TASK DIRECTIONS: From the first line to the last, give the records again exactly.

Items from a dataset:

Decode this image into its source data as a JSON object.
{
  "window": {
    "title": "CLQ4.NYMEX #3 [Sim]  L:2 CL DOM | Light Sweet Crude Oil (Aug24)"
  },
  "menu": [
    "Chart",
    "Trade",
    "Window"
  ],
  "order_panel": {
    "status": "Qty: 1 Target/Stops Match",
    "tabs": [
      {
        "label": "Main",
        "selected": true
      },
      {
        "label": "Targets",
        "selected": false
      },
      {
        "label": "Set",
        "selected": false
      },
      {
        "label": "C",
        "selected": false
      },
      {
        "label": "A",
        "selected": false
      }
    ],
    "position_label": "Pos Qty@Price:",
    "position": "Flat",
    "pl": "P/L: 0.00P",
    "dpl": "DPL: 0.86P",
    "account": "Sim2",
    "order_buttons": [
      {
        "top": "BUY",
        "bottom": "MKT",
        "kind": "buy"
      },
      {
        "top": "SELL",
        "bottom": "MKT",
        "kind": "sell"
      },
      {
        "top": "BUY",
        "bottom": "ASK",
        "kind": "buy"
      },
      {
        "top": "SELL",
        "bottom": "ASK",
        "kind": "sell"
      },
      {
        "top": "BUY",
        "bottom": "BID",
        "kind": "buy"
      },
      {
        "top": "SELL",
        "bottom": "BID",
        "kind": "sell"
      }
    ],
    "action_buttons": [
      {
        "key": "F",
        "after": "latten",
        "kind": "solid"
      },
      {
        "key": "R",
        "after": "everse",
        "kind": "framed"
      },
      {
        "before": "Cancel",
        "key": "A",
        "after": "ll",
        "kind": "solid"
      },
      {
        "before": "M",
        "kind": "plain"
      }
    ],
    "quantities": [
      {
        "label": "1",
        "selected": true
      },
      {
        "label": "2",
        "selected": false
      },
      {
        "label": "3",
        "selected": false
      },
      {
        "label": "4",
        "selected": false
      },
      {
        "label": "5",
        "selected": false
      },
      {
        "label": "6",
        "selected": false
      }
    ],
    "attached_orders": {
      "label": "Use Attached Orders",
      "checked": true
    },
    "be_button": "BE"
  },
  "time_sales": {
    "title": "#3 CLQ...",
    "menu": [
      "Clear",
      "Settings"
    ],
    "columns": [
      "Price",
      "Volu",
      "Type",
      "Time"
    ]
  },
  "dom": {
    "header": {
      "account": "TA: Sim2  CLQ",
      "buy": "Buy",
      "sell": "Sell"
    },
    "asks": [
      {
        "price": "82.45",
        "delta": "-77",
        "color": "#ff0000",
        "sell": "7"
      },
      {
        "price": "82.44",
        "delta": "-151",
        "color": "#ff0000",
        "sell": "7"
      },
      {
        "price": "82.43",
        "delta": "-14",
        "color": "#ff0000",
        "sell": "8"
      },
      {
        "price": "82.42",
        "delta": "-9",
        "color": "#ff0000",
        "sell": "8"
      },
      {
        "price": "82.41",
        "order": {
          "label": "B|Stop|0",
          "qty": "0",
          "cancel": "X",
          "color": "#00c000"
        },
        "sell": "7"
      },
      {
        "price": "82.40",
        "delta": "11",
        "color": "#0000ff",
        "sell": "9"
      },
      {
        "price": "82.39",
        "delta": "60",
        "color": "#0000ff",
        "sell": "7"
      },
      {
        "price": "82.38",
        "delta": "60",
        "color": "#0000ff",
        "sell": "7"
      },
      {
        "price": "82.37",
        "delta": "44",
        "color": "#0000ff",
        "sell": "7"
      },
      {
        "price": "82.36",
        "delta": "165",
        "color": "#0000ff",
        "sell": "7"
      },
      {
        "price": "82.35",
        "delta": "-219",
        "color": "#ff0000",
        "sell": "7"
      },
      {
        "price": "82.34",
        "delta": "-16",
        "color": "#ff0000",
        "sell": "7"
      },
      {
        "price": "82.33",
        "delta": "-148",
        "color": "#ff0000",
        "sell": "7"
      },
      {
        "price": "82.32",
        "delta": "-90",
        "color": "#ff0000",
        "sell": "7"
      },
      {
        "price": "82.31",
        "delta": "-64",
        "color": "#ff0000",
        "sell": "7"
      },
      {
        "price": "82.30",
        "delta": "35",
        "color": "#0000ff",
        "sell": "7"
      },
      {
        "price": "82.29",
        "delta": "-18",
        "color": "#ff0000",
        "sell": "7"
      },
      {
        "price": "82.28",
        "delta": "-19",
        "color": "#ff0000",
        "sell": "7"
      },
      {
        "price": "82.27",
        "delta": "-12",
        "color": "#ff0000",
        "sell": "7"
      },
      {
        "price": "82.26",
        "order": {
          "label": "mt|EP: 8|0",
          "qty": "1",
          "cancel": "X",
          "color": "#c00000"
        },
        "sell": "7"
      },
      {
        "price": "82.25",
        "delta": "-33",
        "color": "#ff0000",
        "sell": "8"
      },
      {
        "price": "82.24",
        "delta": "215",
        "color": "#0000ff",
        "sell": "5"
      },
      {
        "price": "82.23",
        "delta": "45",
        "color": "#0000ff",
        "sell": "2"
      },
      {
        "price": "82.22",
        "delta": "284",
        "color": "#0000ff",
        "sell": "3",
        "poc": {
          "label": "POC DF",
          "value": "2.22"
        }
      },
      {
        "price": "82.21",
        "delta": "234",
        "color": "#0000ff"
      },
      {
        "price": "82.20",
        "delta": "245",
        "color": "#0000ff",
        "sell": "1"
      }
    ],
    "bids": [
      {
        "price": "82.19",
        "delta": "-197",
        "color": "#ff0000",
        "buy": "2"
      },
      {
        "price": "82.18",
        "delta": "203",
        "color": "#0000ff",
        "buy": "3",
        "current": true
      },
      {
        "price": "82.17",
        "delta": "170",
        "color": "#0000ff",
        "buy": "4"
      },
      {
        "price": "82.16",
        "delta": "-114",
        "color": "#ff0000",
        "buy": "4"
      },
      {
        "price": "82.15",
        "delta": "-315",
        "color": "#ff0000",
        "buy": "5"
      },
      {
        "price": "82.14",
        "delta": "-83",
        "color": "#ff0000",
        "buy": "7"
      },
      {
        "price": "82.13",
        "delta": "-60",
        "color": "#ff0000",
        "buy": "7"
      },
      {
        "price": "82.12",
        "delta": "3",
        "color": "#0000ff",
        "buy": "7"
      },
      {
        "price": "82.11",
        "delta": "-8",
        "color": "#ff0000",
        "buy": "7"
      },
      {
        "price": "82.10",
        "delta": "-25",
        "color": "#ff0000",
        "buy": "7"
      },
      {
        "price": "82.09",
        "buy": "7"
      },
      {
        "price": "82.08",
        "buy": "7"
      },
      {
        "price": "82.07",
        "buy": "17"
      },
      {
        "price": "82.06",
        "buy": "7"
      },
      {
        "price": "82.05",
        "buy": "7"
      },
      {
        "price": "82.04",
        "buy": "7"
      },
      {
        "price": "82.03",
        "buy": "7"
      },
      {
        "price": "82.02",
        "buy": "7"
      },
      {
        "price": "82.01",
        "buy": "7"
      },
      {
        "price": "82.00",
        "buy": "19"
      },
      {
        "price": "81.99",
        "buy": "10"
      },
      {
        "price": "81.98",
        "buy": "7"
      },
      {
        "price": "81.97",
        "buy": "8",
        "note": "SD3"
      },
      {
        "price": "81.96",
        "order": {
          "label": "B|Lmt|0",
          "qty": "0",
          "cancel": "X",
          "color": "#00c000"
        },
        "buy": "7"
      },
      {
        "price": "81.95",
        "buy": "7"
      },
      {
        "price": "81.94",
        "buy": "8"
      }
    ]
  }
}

EXERCISE RESPONSE:
Decode this image into its source data as a JSON object.
{
  "window": {
    "title": "CLQ4.NYMEX #3 [Sim]  L:2 CL DOM | Light Sweet Crude Oil (Aug24)"
  },
  "menu": [
    "Chart",
    "Trade",
    "Window"
  ],
  "order_panel": {
    "status": "Qty: 1 Target/Stops Match",
    "tabs": [
      {
        "label": "Main",
        "selected": true
      },
      {
        "label": "Targets",
        "selected": false
      },
      {
        "label": "Set",
        "selected": false
      },
      {
        "label": "C",
        "selected": false
      },
      {
        "label": "A",
        "selected": false
      }
    ],
    "position_label": "Pos Qty@Price:",
    "position": "Flat",
    "pl": "P/L: 0.00P",
    "dpl": "DPL: 0.86P",
    "account": "Sim2",
    "order_buttons": [
      {
        "top": "BUY",
        "bottom": "MKT",
        "kind": "buy"
      },
      {
        "top": "SELL",
        "bottom": "MKT",
        "kind": "sell"
      },
      {
        "top": "BUY",
        "bottom": "ASK",
        "kind": "buy"
      },
      {
        "top": "SELL",
        "bottom": "ASK",
        "kind": "sell"
      },
      {
        "top": "BUY",
        "bottom": "BID",
        "kind": "buy"
      },
      {
        "top": "SELL",
        "bottom": "BID",
        "kind": "sell"
      }
    ],
    "action_buttons": [
      {
        "key": "F",
        "after": "latten",
        "kind": "solid"
      },
      {
        "key": "R",
        "after": "everse",
        "kind": "framed"
      },
      {
        "before": "Cancel",
        "key": "A",
        "after": "ll",
        "kind": "solid"
      },
      {
        "before": "M",
        "kind": "plain"
      }
    ],
    "quantities": [
      {
        "label": "1",
        "selected": true
      },
      {
        "label": "2",
        "selected": false
      },
      {
        "label": "3",
        "selected": false
      },
      {
        "label": "4",
        "selected": false
      },
      {
        "label": "5",
        "selected": false
      },
      {
        "label": "6",
        "selected": false
      }
    ],
    "attached_orders": {
      "label": "Use Attached Orders",
      "checked": true
    },
    "be_button": "BE"
  },
  "time_sales": {
    "title": "#3 CLQ...",
    "menu": [
      "Clear",
      "Settings"
    ],
    "columns": [
      "Price",
      "Volu",
      "Type",
      "Time"
    ]
  },
  "dom": {
    "header": {
      "account": "TA: Sim2  CLQ",
      "buy": "Buy",
      "sell": "Sell"
    },
    "asks": [
      {
        "price": "82.45",
        "delta": "-77",
        "color": "#ff0000",
        "sell": "7"
      },
      {
        "price": "82.44",
        "delta": "-151",
        "color": "#ff0000",
        "sell": "7"
      },
      {
        "price": "82.43",
        "delta": "-14",
        "color": "#ff0000",
        "sell": "8"
      },
      {
        "price": "82.42",
        "delta": "-9",
        "color": "#ff0000",
        "sell": "8"
      },
      {
        "price": "82.41",
        "order": {
          "label": "B|Stop|0",
          "qty": "0",
          "cancel": "X",
          "color": "#00c000"
        },
        "sell": "7"
      },
      {
        "price": "82.40",
        "delta": "11",
        "color": "#0000ff",
        "sell": "9"
      },
      {
        "price": "82.39",
        "delta": "60",
        "color": "#0000ff",
        "sell": "7"
      },
      {
        "price": "82.38",
        "delta": "60",
        "color": "#0000ff",
        "sell": "7"
      },
      {
        "price": "82.37",
        "delta": "44",
        "color": "#0000ff",
        "sell": "7"
      },
      {
        "price": "82.36",
        "delta": "165",
        "color": "#0000ff",
        "sell": "7"
      },
      {
        "price": "82.35",
        "delta": "-219",
        "color": "#ff0000",
        "sell": "7"
      },
      {
        "price": "82.34",
        "delta": "-16",
        "color": "#ff0000",
        "sell": "7"
      },
      {
        "price": "82.33",
        "delta": "-148",
        "color": "#ff0000",
        "sell": "7"
      },
      {
        "price": "82.32",
        "delta": "-90",
        "color": "#ff0000",
        "sell": "7"
      },
      {
        "price": "82.31",
        "delta": "-64",
        "color": "#ff0000",
        "sell": "7"
      },
      {
        "price": "82.30",
        "delta": "35",
        "color": "#0000ff",
        "sell": "7"
      },
      {
        "price": "82.29",
        "delta": "-18",
        "color": "#ff0000",
        "sell": "7"
      },
      {
        "price": "82.28",
        "delta": "-19",
        "color": "#ff0000",
        "sell": "7"
      },
      {
        "price": "82.27",
        "delta": "-12",
        "color": "#ff0000",
        "sell": "7"
      },
      {
        "price": "82.26",
        "order": {
          "label": "mt|EP: 8|0",
          "qty": "1",
          "cancel": "X",
          "color": "#c00000"
        },
        "sell": "7"
      },
      {
        "price": "82.25",
        "delta": "-33",
        "color": "#ff0000",
        "sell": "8"
      },
      {
        "price": "82.24",
        "delta": "215",
        "color": "#0000ff",
        "sell": "5"
      },
      {
        "price": "82.23",
        "delta": "45",
        "color": "#0000ff",
        "sell": "2"
      },
      {
        "price": "82.22",
        "delta": "284",
        "color": "#0000ff",
        "sell": "3",
        "poc": {
          "label": "POC DF",
          "value": "2.22"
        }
      },
      {
        "price": "82.21",
        "delta": "234",
        "color": "#0000ff"
      },
      {
        "price": "82.20",
        "delta": "245",
        "color": "#0000ff",
        "sell": "1"
      }
    ],
    "bids": [
      {
        "price": "82.19",
        "delta": "-197",
        "color": "#ff0000",
        "buy": "2"
      },
      {
        "price": "82.18",
        "delta": "203",
        "color": "#0000ff",
        "buy": "3",
        "current": true
      },
      {
        "price": "82.17",
        "delta": "170",
        "color": "#0000ff",
        "buy": "4"
      },
      {
        "price": "82.16",
        "delta": "-114",
        "color": "#ff0000",
        "buy": "4"
      },
      {
        "price": "82.15",
        "delta": "-315",
        "color": "#ff0000",
        "buy": "5"
      },
      {
        "price": "82.14",
        "delta": "-83",
        "color": "#ff0000",
        "buy": "7"
      },
      {
        "price": "82.13",
        "delta": "-60",
        "color": "#ff0000",
        "buy": "7"
      },
      {
        "price": "82.12",
        "delta": "3",
        "color": "#0000ff",
        "buy": "7"
      },
      {
        "price": "82.11",
        "delta": "-8",
        "color": "#ff0000",
        "buy": "7"
      },
      {
        "price": "82.10",
        "delta": "-25",
        "color": "#ff0000",
        "buy": "7"
      },
      {
        "price": "82.09",
        "buy": "7"
      },
      {
        "price": "82.08",
        "buy": "7"
      },
      {
        "price": "82.07",
        "buy": "17"
      },
      {
        "price": "82.06",
        "buy": "7"
      },
      {
        "price": "82.05",
        "buy": "7"
      },
      {
        "price": "82.04",
        "buy": "7"
      },
      {
        "price": "82.03",
        "buy": "7"
      },
      {
        "price": "82.02",
        "buy": "7"
      },
      {
        "price": "82.01",
        "buy": "7"
      },
      {
        "price": "82.00",
        "buy": "19"
      },
      {
        "price": "81.99",
        "buy": "10"
      },
      {
        "price": "81.98",
        "buy": "7"
      },
      {
        "price": "81.97",
        "buy": "8",
        "note": "SD3"
      },
      {
        "price": "81.96",
        "order": {
          "label": "B|Lmt|0",
          "qty": "0",
          "cancel": "X",
          "color": "#00c000"
        },
        "buy": "7"
      },
      {
        "price": "81.95",
        "buy": "7"
      },
      {
        "price": "81.94",
        "buy": "8"
      }
    ]
  }
}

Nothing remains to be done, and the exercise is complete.